# [WHAT IS NEEDED]
Every line of the records below that holds the word "this" belongs in the answer.

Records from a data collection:
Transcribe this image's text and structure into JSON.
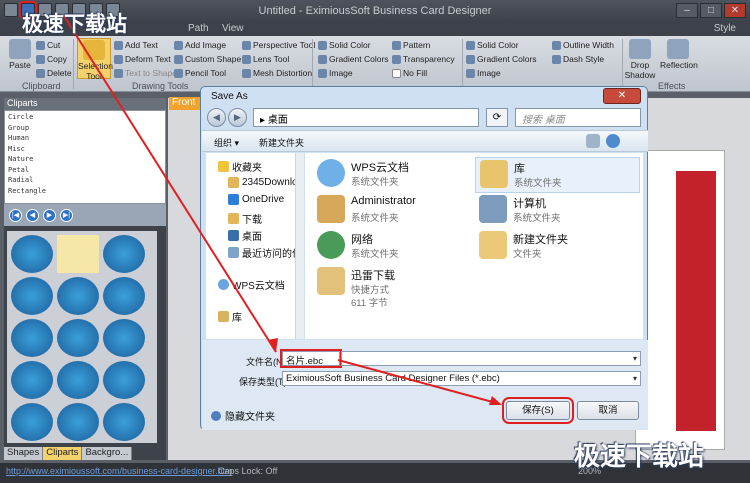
{
  "app": {
    "window_title": "Untitled - EximiousSoft Business Card Designer",
    "tabs": [
      "Path",
      "View"
    ],
    "style_label": "Style",
    "win_buttons": [
      "–",
      "□",
      "✕"
    ]
  },
  "watermark": {
    "top": "极速下载站",
    "bottom": "极速下载站"
  },
  "ribbon": {
    "clipboard": {
      "paste": "Paste",
      "cut": "Cut",
      "copy": "Copy",
      "delete": "Delete",
      "group": "Clipboard"
    },
    "drawing": {
      "selection_tool": "Selection Tool",
      "add_text": "Add Text",
      "add_image": "Add Image",
      "perspective_tool": "Perspective Tool",
      "deform_text": "Deform Text",
      "custom_shape": "Custom Shape",
      "lens_tool": "Lens Tool",
      "text_to_shape": "Text to Shape",
      "pencil_tool": "Pencil Tool",
      "mesh_distortion": "Mesh Distortion",
      "group": "Drawing Tools"
    },
    "fill": {
      "solid_color": "Solid Color",
      "gradient_colors": "Gradient Colors",
      "image": "Image",
      "pattern": "Pattern",
      "transparency": "Transparency",
      "no_fill": "No Fill"
    },
    "line": {
      "solid_color": "Solid Color",
      "gradient_colors": "Gradient Colors",
      "image": "Image",
      "outline_width": "Outline Width",
      "dash_style": "Dash Style"
    },
    "effects": {
      "drop_shadow": "Drop Shadow",
      "reflection": "Reflection",
      "group": "Effects"
    }
  },
  "left_panel": {
    "title": "Cliparts",
    "categories": [
      "Circle",
      "Group",
      "Human",
      "Misc",
      "Nature",
      "Petal",
      "Radial",
      "Rectangle"
    ],
    "nav": [
      "|◀",
      "◀",
      "▶",
      "▶|"
    ],
    "tabs": [
      "Shapes",
      "Cliparts",
      "Backgro..."
    ],
    "active_tab": "Cliparts"
  },
  "canvas": {
    "front_tab": "Front"
  },
  "status_bar": {
    "url": "http://www.eximioussoft.com/business-card-designer.htm",
    "caps_lock": "Caps Lock: Off",
    "zoom": "200%"
  },
  "dialog": {
    "title": "Save As",
    "close": "✕",
    "address": "桌面",
    "address_arrow": "▸",
    "search_placeholder": "搜索 桌面",
    "toolbar": {
      "organize": "组织 ▾",
      "new_folder": "新建文件夹"
    },
    "nav_items": [
      "收藏夹",
      "2345Downlo",
      "OneDrive",
      "下载",
      "桌面",
      "最近访问的位",
      "WPS云文档",
      "库"
    ],
    "files": [
      {
        "name": "WPS云文档",
        "type": "系统文件夹"
      },
      {
        "name": "库",
        "type": "系统文件夹"
      },
      {
        "name": "Administrator",
        "type": "系统文件夹"
      },
      {
        "name": "计算机",
        "type": "系统文件夹"
      },
      {
        "name": "网络",
        "type": "系统文件夹"
      },
      {
        "name": "新建文件夹",
        "type": "文件夹"
      },
      {
        "name": "迅雷下载",
        "type": "快捷方式",
        "size": "611 字节"
      }
    ],
    "filename_label": "文件名(N):",
    "filename_value": "名片.ebc",
    "filetype_label": "保存类型(T):",
    "filetype_value": "EximiousSoft Business Card Designer Files (*.ebc)",
    "hide_folders": "隐藏文件夹",
    "save_button": "保存(S)",
    "cancel_button": "取消"
  }
}
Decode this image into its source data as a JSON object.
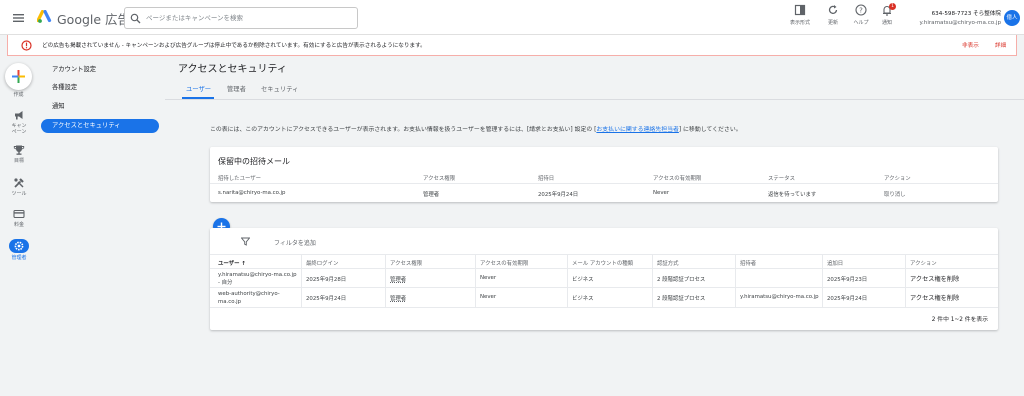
{
  "topbar": {
    "brand": "Google 広告",
    "search_placeholder": "ページまたはキャンペーンを検索",
    "tools": [
      {
        "label": "表示形式",
        "icon": "appearance-icon"
      },
      {
        "label": "更新",
        "icon": "refresh-icon"
      },
      {
        "label": "ヘルプ",
        "icon": "help-icon"
      },
      {
        "label": "通知",
        "icon": "bell-icon"
      }
    ],
    "notification_count": "1",
    "account_line1": "634-598-7723 そら整体院",
    "account_line2": "y.hiramatsu@chiryo-ma.co.jp",
    "avatar_text": "億人"
  },
  "alert": {
    "message": "どの広告も掲載されていません - キャンペーンおよび広告グループは停止中であるか削除されています。有効にすると広告が表示されるようになります。",
    "hide": "非表示",
    "details": "詳細"
  },
  "rail": {
    "create_label": "作成",
    "items": [
      {
        "label": "キャン\nペーン",
        "icon": "campaign-icon"
      },
      {
        "label": "目標",
        "icon": "trophy-icon"
      },
      {
        "label": "ツール",
        "icon": "tools-icon"
      },
      {
        "label": "料金",
        "icon": "billing-icon"
      },
      {
        "label": "管理者",
        "icon": "admin-gear-icon"
      }
    ]
  },
  "submenu": [
    "アカウント設定",
    "各種設定",
    "通知",
    "アクセスとセキュリティ"
  ],
  "page": {
    "title": "アクセスとセキュリティ",
    "tabs": [
      "ユーザー",
      "管理者",
      "セキュリティ"
    ],
    "description_before": "この表には、このアカウントにアクセスできるユーザーが表示されます。お支払い情報を扱うユーザーを管理するには、[請求とお支払い] 設定の [",
    "description_link": "お支払いに関する連絡先担当者",
    "description_after": "] に移動してください。"
  },
  "pending": {
    "title": "保留中の招待メール",
    "headers": [
      "招待したユーザー",
      "アクセス権限",
      "招待日",
      "アクセスの有効期限",
      "ステータス",
      "アクション"
    ],
    "rows": [
      [
        "s.narita@chiryo-ma.co.jp",
        "管理者",
        "2025年9月24日",
        "Never",
        "返信を待っています",
        "取り消し"
      ]
    ]
  },
  "users": {
    "filter_label": "フィルタを追加",
    "headers": [
      "ユーザー",
      "最終ログイン",
      "アクセス権限",
      "アクセスの有効期限",
      "メール アカウントの種類",
      "認証方式",
      "招待者",
      "追加日",
      "アクション"
    ],
    "sort_arrow": "↑",
    "rows": [
      {
        "user": "y.hiramatsu@chiryo-ma.co.jp",
        "user_suffix": "- 自分",
        "last_login": "2025年9月28日",
        "access": "管理者",
        "expiry": "Never",
        "account_type": "ビジネス",
        "auth": "2 段階認証プロセス",
        "inviter": "",
        "added": "2025年9月23日",
        "action": "アクセス権を削除"
      },
      {
        "user": "web-authority@chiryo-",
        "user_suffix": "ma.co.jp",
        "last_login": "2025年9月24日",
        "access": "管理者",
        "expiry": "Never",
        "account_type": "ビジネス",
        "auth": "2 段階認証プロセス",
        "inviter": "y.hiramatsu@chiryo-ma.co.jp",
        "added": "2025年9月24日",
        "action": "アクセス権を削除"
      }
    ],
    "pager": "2 件中 1~2 件を表示"
  }
}
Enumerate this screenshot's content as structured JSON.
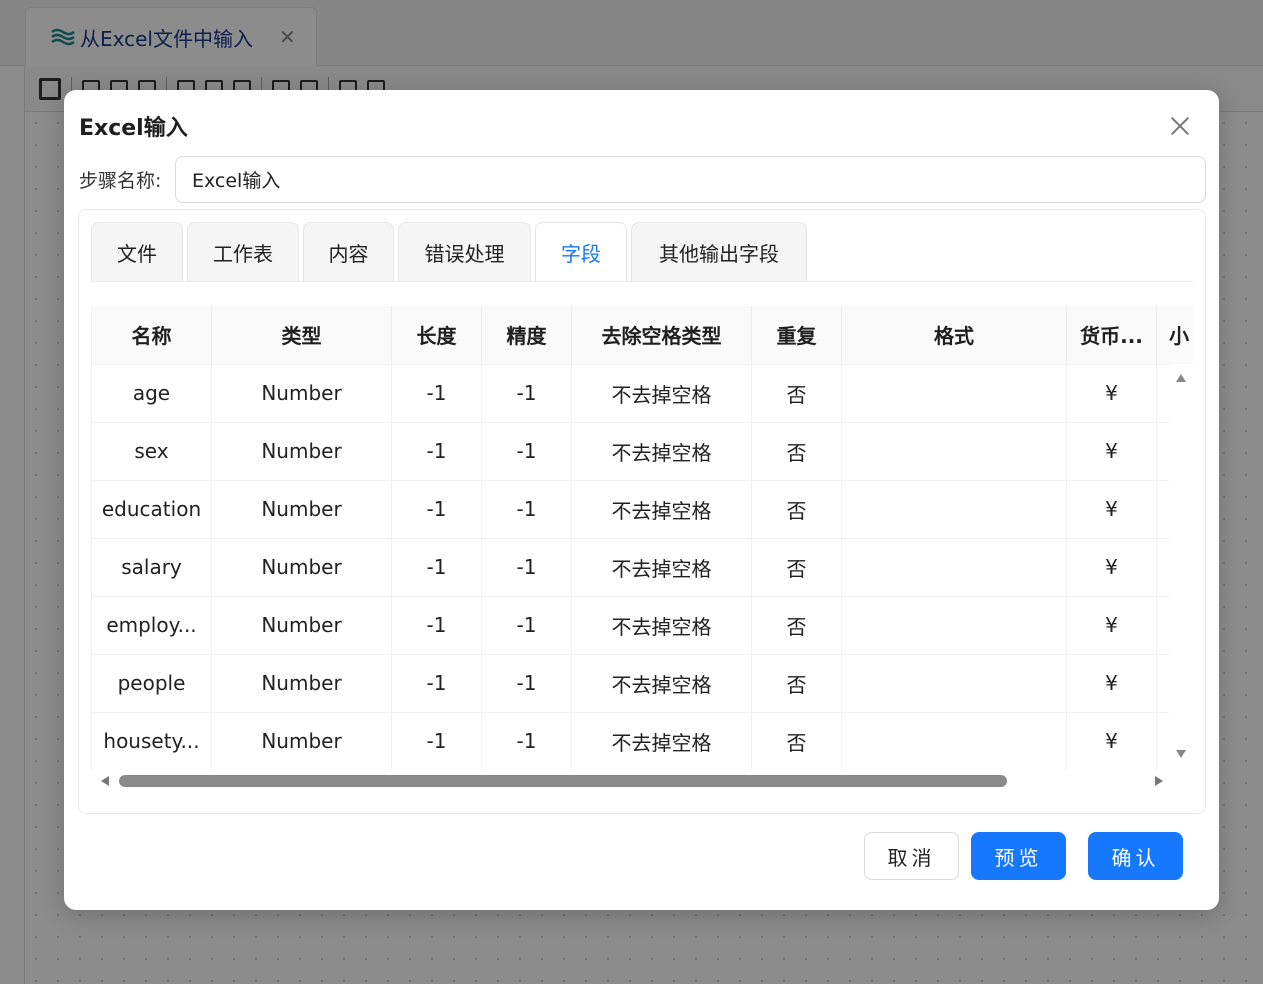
{
  "app": {
    "tab_title": "从Excel文件中输入",
    "tab_close": "✕"
  },
  "dialog": {
    "title": "Excel输入",
    "step_name_label": "步骤名称:",
    "step_name_value": "Excel输入",
    "tabs": [
      {
        "label": "文件"
      },
      {
        "label": "工作表"
      },
      {
        "label": "内容"
      },
      {
        "label": "错误处理"
      },
      {
        "label": "字段",
        "active": true
      },
      {
        "label": "其他输出字段"
      }
    ],
    "table": {
      "columns": [
        "名称",
        "类型",
        "长度",
        "精度",
        "去除空格类型",
        "重复",
        "格式",
        "货币...",
        "小"
      ],
      "rows": [
        [
          "age",
          "Number",
          "-1",
          "-1",
          "不去掉空格",
          "否",
          "",
          "¥",
          ""
        ],
        [
          "sex",
          "Number",
          "-1",
          "-1",
          "不去掉空格",
          "否",
          "",
          "¥",
          ""
        ],
        [
          "education",
          "Number",
          "-1",
          "-1",
          "不去掉空格",
          "否",
          "",
          "¥",
          ""
        ],
        [
          "salary",
          "Number",
          "-1",
          "-1",
          "不去掉空格",
          "否",
          "",
          "¥",
          ""
        ],
        [
          "employ...",
          "Number",
          "-1",
          "-1",
          "不去掉空格",
          "否",
          "",
          "¥",
          ""
        ],
        [
          "people",
          "Number",
          "-1",
          "-1",
          "不去掉空格",
          "否",
          "",
          "¥",
          ""
        ],
        [
          "housety...",
          "Number",
          "-1",
          "-1",
          "不去掉空格",
          "否",
          "",
          "¥",
          ""
        ]
      ]
    },
    "buttons": {
      "cancel": "取消",
      "preview": "预览",
      "confirm": "确认"
    }
  },
  "colors": {
    "primary": "#1677ff",
    "mask": "rgba(0,0,0,0.45)"
  }
}
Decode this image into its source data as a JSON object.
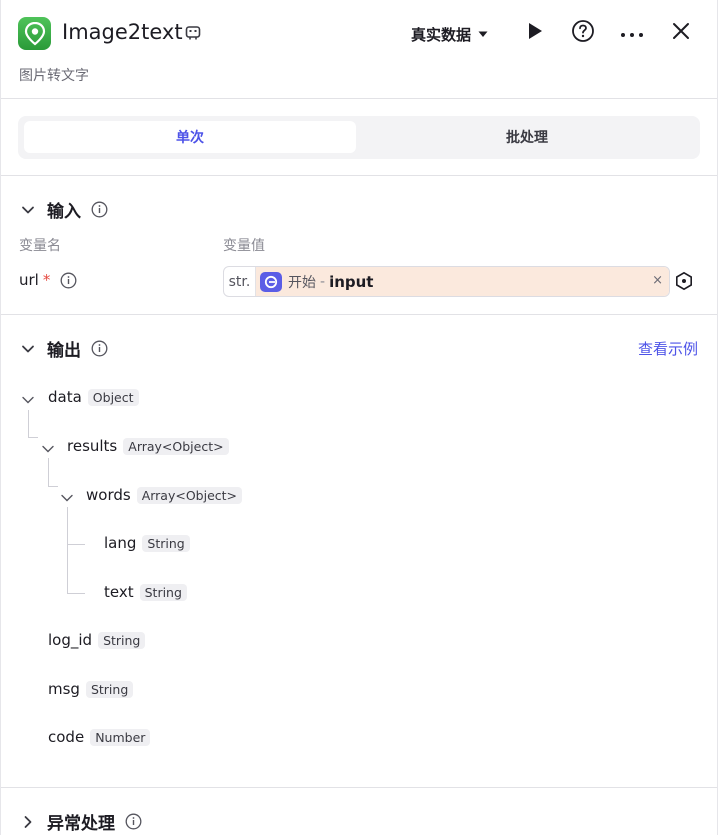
{
  "header": {
    "title": "Image2text",
    "subtitle": "图片转文字",
    "data_mode": "真实数据"
  },
  "tabs": [
    {
      "label": "单次",
      "active": true
    },
    {
      "label": "批处理",
      "active": false
    }
  ],
  "input_section": {
    "title": "输入",
    "col_name": "变量名",
    "col_value": "变量值",
    "param": {
      "name": "url",
      "required_mark": "*",
      "type_tag": "str.",
      "ref_node": "开始",
      "ref_sep": "-",
      "ref_var": "input",
      "clear": "×"
    }
  },
  "output_section": {
    "title": "输出",
    "example_link": "查看示例",
    "fields": [
      {
        "name": "data",
        "type": "Object"
      },
      {
        "name": "results",
        "type": "Array<Object>"
      },
      {
        "name": "words",
        "type": "Array<Object>"
      },
      {
        "name": "lang",
        "type": "String"
      },
      {
        "name": "text",
        "type": "String"
      },
      {
        "name": "log_id",
        "type": "String"
      },
      {
        "name": "msg",
        "type": "String"
      },
      {
        "name": "code",
        "type": "Number"
      }
    ]
  },
  "exception_section": {
    "title": "异常处理"
  },
  "icons": [
    "app-logo-icon",
    "edit-icon",
    "caret-down-icon",
    "play-icon",
    "help-icon",
    "more-icon",
    "close-icon",
    "chevron-down-icon",
    "chevron-right-icon",
    "info-icon",
    "start-node-icon",
    "variable-icon"
  ],
  "colors": {
    "accent": "#4d53e8",
    "ref_chip_bg": "#fbe9dd",
    "required": "#e5483f",
    "app_green": "#2a9a38"
  }
}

# [EXERCISE RESULT]
Transcribe this image's text and structure into JSON.
Decode this image into its source data as a JSON object.
Enumerate this screenshot's content as structured JSON.
Decode this image into its source data as a JSON object.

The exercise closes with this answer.